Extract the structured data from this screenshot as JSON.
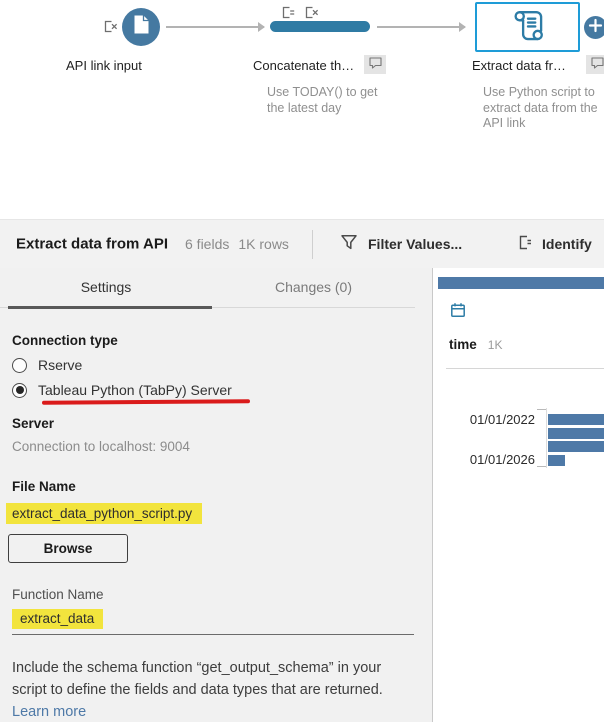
{
  "colors": {
    "node_blue": "#4579a1",
    "pill_blue": "#2f7ba4",
    "selection_blue": "#1e9cd7",
    "bar_blue": "#4e79a7",
    "highlight_yellow": "#f2e43d",
    "annotation_red": "#da1b1b",
    "link_blue": "#4e79a7"
  },
  "flow": {
    "nodes": {
      "input": {
        "label": "API link input"
      },
      "concatenate": {
        "label": "Concatenate th…",
        "caption": "Use TODAY() to get the latest day"
      },
      "script": {
        "label": "Extract data fr…",
        "caption": "Use Python script to extract data from the API link",
        "selected": true
      }
    }
  },
  "toolbar": {
    "title": "Extract data from API",
    "fields_meta": "6 fields",
    "rows_meta": "1K rows",
    "filter_action": "Filter Values...",
    "identify_action": "Identify"
  },
  "tabs": {
    "settings": "Settings",
    "changes": "Changes (0)"
  },
  "settings": {
    "connection_type_label": "Connection type",
    "radio_rserve": "Rserve",
    "radio_tabpy": "Tableau Python (TabPy) Server",
    "selected_connection": "Tableau Python (TabPy) Server",
    "server_label": "Server",
    "server_value": "Connection to localhost: 9004",
    "file_name_label": "File Name",
    "file_name_value": "extract_data_python_script.py",
    "browse_button": "Browse",
    "function_name_label": "Function Name",
    "function_name_value": "extract_data",
    "schema_note_prefix": "Include the schema function “get_output_schema” in your script to define the fields and data types that are returned. ",
    "learn_more_link": "Learn more"
  },
  "profile": {
    "field_name": "time",
    "field_count": "1K",
    "histogram": {
      "type": "bar",
      "orientation": "horizontal",
      "bars": [
        {
          "label": "01/01/2022",
          "width": 57,
          "clipped": true
        },
        {
          "label": "",
          "width": 57,
          "clipped": true
        },
        {
          "label": "",
          "width": 57,
          "clipped": true
        },
        {
          "label": "01/01/2026",
          "width": 17,
          "clipped": false
        }
      ]
    }
  }
}
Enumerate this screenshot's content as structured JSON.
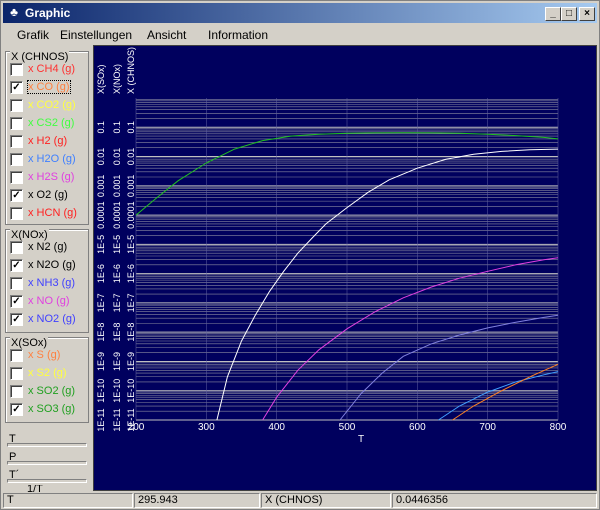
{
  "window": {
    "title": "Graphic",
    "min_label": "_",
    "max_label": "□",
    "close_label": "×"
  },
  "menu": [
    "Grafik",
    "Einstellungen",
    "Ansicht",
    "Information"
  ],
  "groups": {
    "chnos": {
      "title": "X (CHNOS)",
      "items": [
        {
          "label": "x CH4 (g)",
          "checked": false,
          "color": "#ff3030"
        },
        {
          "label": "x CO (g)",
          "checked": true,
          "color": "#ff8040"
        },
        {
          "label": "x CO2 (g)",
          "checked": false,
          "color": "#ffff40"
        },
        {
          "label": "x CS2 (g)",
          "checked": false,
          "color": "#40ff40"
        },
        {
          "label": "x H2 (g)",
          "checked": false,
          "color": "#ff2020"
        },
        {
          "label": "x H2O (g)",
          "checked": false,
          "color": "#4080ff"
        },
        {
          "label": "x H2S (g)",
          "checked": false,
          "color": "#e040e0"
        },
        {
          "label": "x O2 (g)",
          "checked": true,
          "color": "#000000"
        },
        {
          "label": "x HCN (g)",
          "checked": false,
          "color": "#ff2020"
        }
      ]
    },
    "nox": {
      "title": "X(NOx)",
      "items": [
        {
          "label": "x N2 (g)",
          "checked": false,
          "color": "#000000"
        },
        {
          "label": "x N2O (g)",
          "checked": true,
          "color": "#000000"
        },
        {
          "label": "x NH3 (g)",
          "checked": false,
          "color": "#4040ff"
        },
        {
          "label": "x NO (g)",
          "checked": true,
          "color": "#e040e0"
        },
        {
          "label": "x NO2 (g)",
          "checked": true,
          "color": "#4040ff"
        }
      ]
    },
    "sox": {
      "title": "X(SOx)",
      "items": [
        {
          "label": "x S (g)",
          "checked": false,
          "color": "#ff8040"
        },
        {
          "label": "x S2 (g)",
          "checked": false,
          "color": "#ffff40"
        },
        {
          "label": "x SO2 (g)",
          "checked": false,
          "color": "#20a020"
        },
        {
          "label": "x SO3 (g)",
          "checked": true,
          "color": "#20a020"
        }
      ]
    }
  },
  "sliders": [
    {
      "label": "T"
    },
    {
      "label": "P"
    },
    {
      "label": "T´"
    },
    {
      "label": "1/T"
    }
  ],
  "status": {
    "label1": "T",
    "value1": "295.943",
    "label2": "X (CHNOS)",
    "value2": "0.0446356"
  },
  "chart_data": {
    "type": "line",
    "xlabel": "T",
    "xlim": [
      200,
      800
    ],
    "x_ticks": [
      200,
      300,
      400,
      500,
      600,
      700,
      800
    ],
    "y_scale": "log",
    "ylim": [
      1e-11,
      1
    ],
    "y_axes": [
      "X(SOx)",
      "X(NOx)",
      "X (CHNOS)"
    ],
    "y_tick_labels": [
      "1E-11",
      "1E-10",
      "1E-9",
      "1E-8",
      "1E-7",
      "1E-6",
      "1E-5",
      "0.0001",
      "0.001",
      "0.01",
      "0.1"
    ],
    "grid": true,
    "background": "#00005e",
    "series": [
      {
        "color": "#20c020",
        "x": [
          200,
          230,
          260,
          300,
          340,
          380,
          420,
          460,
          500,
          540,
          580,
          620,
          660,
          700,
          740,
          780,
          800
        ],
        "y": [
          0.0001,
          0.0004,
          0.0015,
          0.006,
          0.018,
          0.035,
          0.05,
          0.058,
          0.062,
          0.064,
          0.065,
          0.064,
          0.062,
          0.058,
          0.052,
          0.045,
          0.04
        ]
      },
      {
        "color": "#ffffff",
        "x": [
          315,
          330,
          350,
          370,
          390,
          410,
          430,
          450,
          470,
          500,
          530,
          560,
          600,
          640,
          680,
          720,
          760,
          800
        ],
        "y": [
          1e-11,
          3e-10,
          5e-09,
          4e-08,
          2.5e-07,
          1.2e-06,
          5e-06,
          1.6e-05,
          5e-05,
          0.00018,
          0.0006,
          0.0016,
          0.004,
          0.008,
          0.012,
          0.015,
          0.017,
          0.018
        ]
      },
      {
        "color": "#e040e0",
        "x": [
          380,
          400,
          430,
          460,
          500,
          540,
          580,
          620,
          660,
          700,
          740,
          780,
          800
        ],
        "y": [
          1e-11,
          6e-11,
          5e-10,
          2.5e-09,
          1.3e-08,
          5e-08,
          1.5e-07,
          3.5e-07,
          7e-07,
          1.2e-06,
          2e-06,
          3e-06,
          3.5e-06
        ]
      },
      {
        "color": "#8080e0",
        "x": [
          490,
          520,
          550,
          580,
          620,
          660,
          700,
          740,
          780,
          800
        ],
        "y": [
          1e-11,
          8e-11,
          4e-10,
          1.5e-09,
          4e-09,
          8e-09,
          1.4e-08,
          2.2e-08,
          3.2e-08,
          3.8e-08
        ]
      },
      {
        "color": "#40a0ff",
        "x": [
          630,
          660,
          700,
          740,
          780,
          800
        ],
        "y": [
          1e-11,
          3e-11,
          9e-11,
          2e-10,
          3.5e-10,
          4.5e-10
        ]
      },
      {
        "color": "#ff8020",
        "x": [
          650,
          680,
          720,
          760,
          800
        ],
        "y": [
          1e-11,
          3e-11,
          1e-10,
          3e-10,
          8e-10
        ]
      }
    ]
  }
}
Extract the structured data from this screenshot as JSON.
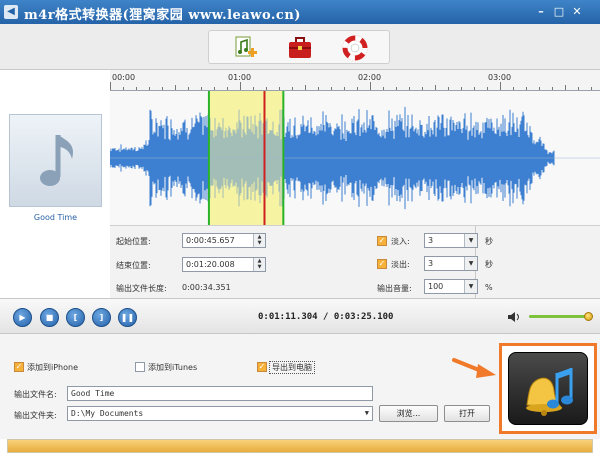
{
  "window": {
    "title": "m4r格式转换器(狸窝家园  www.leawo.cn)",
    "app_icon": "speaker-icon",
    "controls": [
      "minimize-icon",
      "maximize-icon",
      "close-icon"
    ]
  },
  "toolbar": {
    "buttons": [
      {
        "name": "add-music-button",
        "icon": "add-music-icon"
      },
      {
        "name": "toolbox-button",
        "icon": "toolbox-icon"
      },
      {
        "name": "help-button",
        "icon": "lifebuoy-icon"
      }
    ]
  },
  "track": {
    "title": "Good Time",
    "thumbnail_icon": "music-note-icon"
  },
  "timeline": {
    "labels": [
      "00:00",
      "01:00",
      "02:00",
      "03:00"
    ],
    "total_seconds": 205.1,
    "selection_start_seconds": 45.657,
    "selection_end_seconds": 80.008,
    "playhead_seconds": 71.304,
    "colors": {
      "wave": "#3d7fd0",
      "selection": "#f6f3a2",
      "marker": "#29b329",
      "playhead": "#d02020"
    }
  },
  "params": {
    "start_label": "起始位置:",
    "start_value": "0:00:45.657",
    "end_label": "结束位置:",
    "end_value": "0:01:20.008",
    "length_label": "输出文件长度:",
    "length_value": "0:00:34.351",
    "fade_in_label": "淡入:",
    "fade_in_value": "3",
    "fade_in_checked": true,
    "fade_out_label": "淡出:",
    "fade_out_value": "3",
    "fade_out_checked": true,
    "seconds_unit": "秒",
    "volume_label": "输出音量:",
    "volume_value": "100",
    "percent_unit": "%"
  },
  "transport": {
    "buttons": [
      {
        "name": "play-button",
        "icon": "play-icon"
      },
      {
        "name": "stop-button",
        "icon": "stop-icon"
      },
      {
        "name": "set-start-button",
        "icon": "bracket-left-icon"
      },
      {
        "name": "set-end-button",
        "icon": "bracket-right-icon"
      },
      {
        "name": "pause-button",
        "icon": "pause-icon"
      }
    ],
    "time": "0:01:11.304 / 0:03:25.100",
    "volume_level": 0.95
  },
  "output": {
    "add_iphone_label": "添加到iPhone",
    "add_iphone_checked": true,
    "add_itunes_label": "添加到iTunes",
    "add_itunes_checked": false,
    "export_pc_label": "导出到电脑",
    "export_pc_checked": true,
    "filename_label": "输出文件名:",
    "filename_value": "Good Time",
    "folder_label": "输出文件夹:",
    "folder_value": "D:\\My Documents",
    "browse_label": "浏览...",
    "open_label": "打开",
    "convert_icon": "bell-music-icon",
    "progress": 1.0,
    "colors": {
      "highlight": "#f07a2a",
      "progress": "#e8ad3c"
    }
  }
}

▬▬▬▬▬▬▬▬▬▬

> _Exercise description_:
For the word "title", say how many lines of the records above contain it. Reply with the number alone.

> _Answer for the task_:
7